- _EXERCISE BRIEF_:
Write each entry out once more, please, precisely as shown.

- _INFORMATION_:
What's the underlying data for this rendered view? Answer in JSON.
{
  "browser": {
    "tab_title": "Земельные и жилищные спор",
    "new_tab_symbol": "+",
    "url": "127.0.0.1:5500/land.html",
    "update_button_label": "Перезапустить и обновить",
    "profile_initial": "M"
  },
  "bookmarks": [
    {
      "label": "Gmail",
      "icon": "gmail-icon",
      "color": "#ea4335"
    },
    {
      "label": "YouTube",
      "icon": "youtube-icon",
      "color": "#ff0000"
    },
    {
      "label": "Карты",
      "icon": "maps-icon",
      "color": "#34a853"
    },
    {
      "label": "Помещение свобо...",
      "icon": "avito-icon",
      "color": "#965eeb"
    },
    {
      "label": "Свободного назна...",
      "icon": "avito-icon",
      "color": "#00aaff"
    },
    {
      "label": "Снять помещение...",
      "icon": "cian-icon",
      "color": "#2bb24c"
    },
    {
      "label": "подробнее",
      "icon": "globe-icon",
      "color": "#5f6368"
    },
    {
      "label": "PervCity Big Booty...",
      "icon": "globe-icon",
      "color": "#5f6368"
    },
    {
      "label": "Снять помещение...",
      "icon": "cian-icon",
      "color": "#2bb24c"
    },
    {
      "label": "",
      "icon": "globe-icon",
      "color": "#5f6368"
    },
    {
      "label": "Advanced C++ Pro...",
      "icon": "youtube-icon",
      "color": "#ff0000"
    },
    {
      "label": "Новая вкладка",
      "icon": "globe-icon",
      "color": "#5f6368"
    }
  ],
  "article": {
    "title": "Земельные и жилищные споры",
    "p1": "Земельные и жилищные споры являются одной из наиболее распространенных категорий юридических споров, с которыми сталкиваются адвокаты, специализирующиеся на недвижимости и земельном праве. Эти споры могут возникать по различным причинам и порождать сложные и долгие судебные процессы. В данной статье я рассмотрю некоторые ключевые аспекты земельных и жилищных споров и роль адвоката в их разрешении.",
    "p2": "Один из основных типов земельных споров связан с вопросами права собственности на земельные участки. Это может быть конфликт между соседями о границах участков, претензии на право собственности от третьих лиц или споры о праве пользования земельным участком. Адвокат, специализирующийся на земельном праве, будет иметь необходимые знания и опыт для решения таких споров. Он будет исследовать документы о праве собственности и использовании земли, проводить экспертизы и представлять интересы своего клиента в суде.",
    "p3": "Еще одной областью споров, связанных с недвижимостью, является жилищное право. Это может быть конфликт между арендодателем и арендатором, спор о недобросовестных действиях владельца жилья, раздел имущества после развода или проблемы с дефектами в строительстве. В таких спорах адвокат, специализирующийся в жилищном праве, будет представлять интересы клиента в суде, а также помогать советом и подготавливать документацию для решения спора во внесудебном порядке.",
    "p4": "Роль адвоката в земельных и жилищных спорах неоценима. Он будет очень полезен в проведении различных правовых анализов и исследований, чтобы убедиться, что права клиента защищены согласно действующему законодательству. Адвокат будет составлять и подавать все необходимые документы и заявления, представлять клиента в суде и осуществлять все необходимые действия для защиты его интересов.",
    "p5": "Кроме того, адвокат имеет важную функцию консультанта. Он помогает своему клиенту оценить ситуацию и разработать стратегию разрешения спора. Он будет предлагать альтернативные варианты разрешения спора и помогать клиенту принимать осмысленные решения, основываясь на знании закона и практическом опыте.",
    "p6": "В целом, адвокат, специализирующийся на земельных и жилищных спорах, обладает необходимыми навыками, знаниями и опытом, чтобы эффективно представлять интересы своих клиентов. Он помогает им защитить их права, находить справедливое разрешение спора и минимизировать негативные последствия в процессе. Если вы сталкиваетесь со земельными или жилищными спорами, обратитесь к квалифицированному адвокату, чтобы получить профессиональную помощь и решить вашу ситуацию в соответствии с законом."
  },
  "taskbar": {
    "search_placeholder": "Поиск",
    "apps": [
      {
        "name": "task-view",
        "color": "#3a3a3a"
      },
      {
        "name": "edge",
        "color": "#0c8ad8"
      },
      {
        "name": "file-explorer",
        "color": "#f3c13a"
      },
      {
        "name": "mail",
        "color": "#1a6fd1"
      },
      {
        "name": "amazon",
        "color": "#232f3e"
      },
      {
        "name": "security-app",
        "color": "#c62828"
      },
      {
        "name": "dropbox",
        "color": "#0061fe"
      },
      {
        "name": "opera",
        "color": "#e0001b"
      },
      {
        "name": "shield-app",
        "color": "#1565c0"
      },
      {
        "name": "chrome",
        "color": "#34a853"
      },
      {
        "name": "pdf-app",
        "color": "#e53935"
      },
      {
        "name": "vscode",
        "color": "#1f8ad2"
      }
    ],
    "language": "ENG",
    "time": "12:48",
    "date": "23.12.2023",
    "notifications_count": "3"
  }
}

- _ANSWER TO THIS TASK_:
What's the underlying data for this rendered view? Answer in JSON.
{
  "browser": {
    "tab_title": "Земельные и жилищные спор",
    "new_tab_symbol": "+",
    "url": "127.0.0.1:5500/land.html",
    "update_button_label": "Перезапустить и обновить",
    "profile_initial": "M"
  },
  "bookmarks": [
    {
      "label": "Gmail",
      "icon": "gmail-icon",
      "color": "#ea4335"
    },
    {
      "label": "YouTube",
      "icon": "youtube-icon",
      "color": "#ff0000"
    },
    {
      "label": "Карты",
      "icon": "maps-icon",
      "color": "#34a853"
    },
    {
      "label": "Помещение свобо...",
      "icon": "avito-icon",
      "color": "#965eeb"
    },
    {
      "label": "Свободного назна...",
      "icon": "avito-icon",
      "color": "#00aaff"
    },
    {
      "label": "Снять помещение...",
      "icon": "cian-icon",
      "color": "#2bb24c"
    },
    {
      "label": "подробнее",
      "icon": "globe-icon",
      "color": "#5f6368"
    },
    {
      "label": "PervCity Big Booty...",
      "icon": "globe-icon",
      "color": "#5f6368"
    },
    {
      "label": "Снять помещение...",
      "icon": "cian-icon",
      "color": "#2bb24c"
    },
    {
      "label": "",
      "icon": "globe-icon",
      "color": "#5f6368"
    },
    {
      "label": "Advanced C++ Pro...",
      "icon": "youtube-icon",
      "color": "#ff0000"
    },
    {
      "label": "Новая вкладка",
      "icon": "globe-icon",
      "color": "#5f6368"
    }
  ],
  "article": {
    "title": "Земельные и жилищные споры",
    "p1": "Земельные и жилищные споры являются одной из наиболее распространенных категорий юридических споров, с которыми сталкиваются адвокаты, специализирующиеся на недвижимости и земельном праве. Эти споры могут возникать по различным причинам и порождать сложные и долгие судебные процессы. В данной статье я рассмотрю некоторые ключевые аспекты земельных и жилищных споров и роль адвоката в их разрешении.",
    "p2": "Один из основных типов земельных споров связан с вопросами права собственности на земельные участки. Это может быть конфликт между соседями о границах участков, претензии на право собственности от третьих лиц или споры о праве пользования земельным участком. Адвокат, специализирующийся на земельном праве, будет иметь необходимые знания и опыт для решения таких споров. Он будет исследовать документы о праве собственности и использовании земли, проводить экспертизы и представлять интересы своего клиента в суде.",
    "p3": "Еще одной областью споров, связанных с недвижимостью, является жилищное право. Это может быть конфликт между арендодателем и арендатором, спор о недобросовестных действиях владельца жилья, раздел имущества после развода или проблемы с дефектами в строительстве. В таких спорах адвокат, специализирующийся в жилищном праве, будет представлять интересы клиента в суде, а также помогать советом и подготавливать документацию для решения спора во внесудебном порядке.",
    "p4": "Роль адвоката в земельных и жилищных спорах неоценима. Он будет очень полезен в проведении различных правовых анализов и исследований, чтобы убедиться, что права клиента защищены согласно действующему законодательству. Адвокат будет составлять и подавать все необходимые документы и заявления, представлять клиента в суде и осуществлять все необходимые действия для защиты его интересов.",
    "p5": "Кроме того, адвокат имеет важную функцию консультанта. Он помогает своему клиенту оценить ситуацию и разработать стратегию разрешения спора. Он будет предлагать альтернативные варианты разрешения спора и помогать клиенту принимать осмысленные решения, основываясь на знании закона и практическом опыте.",
    "p6": "В целом, адвокат, специализирующийся на земельных и жилищных спорах, обладает необходимыми навыками, знаниями и опытом, чтобы эффективно представлять интересы своих клиентов. Он помогает им защитить их права, находить справедливое разрешение спора и минимизировать негативные последствия в процессе. Если вы сталкиваетесь со земельными или жилищными спорами, обратитесь к квалифицированному адвокату, чтобы получить профессиональную помощь и решить вашу ситуацию в соответствии с законом."
  },
  "taskbar": {
    "search_placeholder": "Поиск",
    "apps": [
      {
        "name": "task-view",
        "color": "#3a3a3a"
      },
      {
        "name": "edge",
        "color": "#0c8ad8"
      },
      {
        "name": "file-explorer",
        "color": "#f3c13a"
      },
      {
        "name": "mail",
        "color": "#1a6fd1"
      },
      {
        "name": "amazon",
        "color": "#232f3e"
      },
      {
        "name": "security-app",
        "color": "#c62828"
      },
      {
        "name": "dropbox",
        "color": "#0061fe"
      },
      {
        "name": "opera",
        "color": "#e0001b"
      },
      {
        "name": "shield-app",
        "color": "#1565c0"
      },
      {
        "name": "chrome",
        "color": "#34a853"
      },
      {
        "name": "pdf-app",
        "color": "#e53935"
      },
      {
        "name": "vscode",
        "color": "#1f8ad2"
      }
    ],
    "language": "ENG",
    "time": "12:48",
    "date": "23.12.2023",
    "notifications_count": "3"
  }
}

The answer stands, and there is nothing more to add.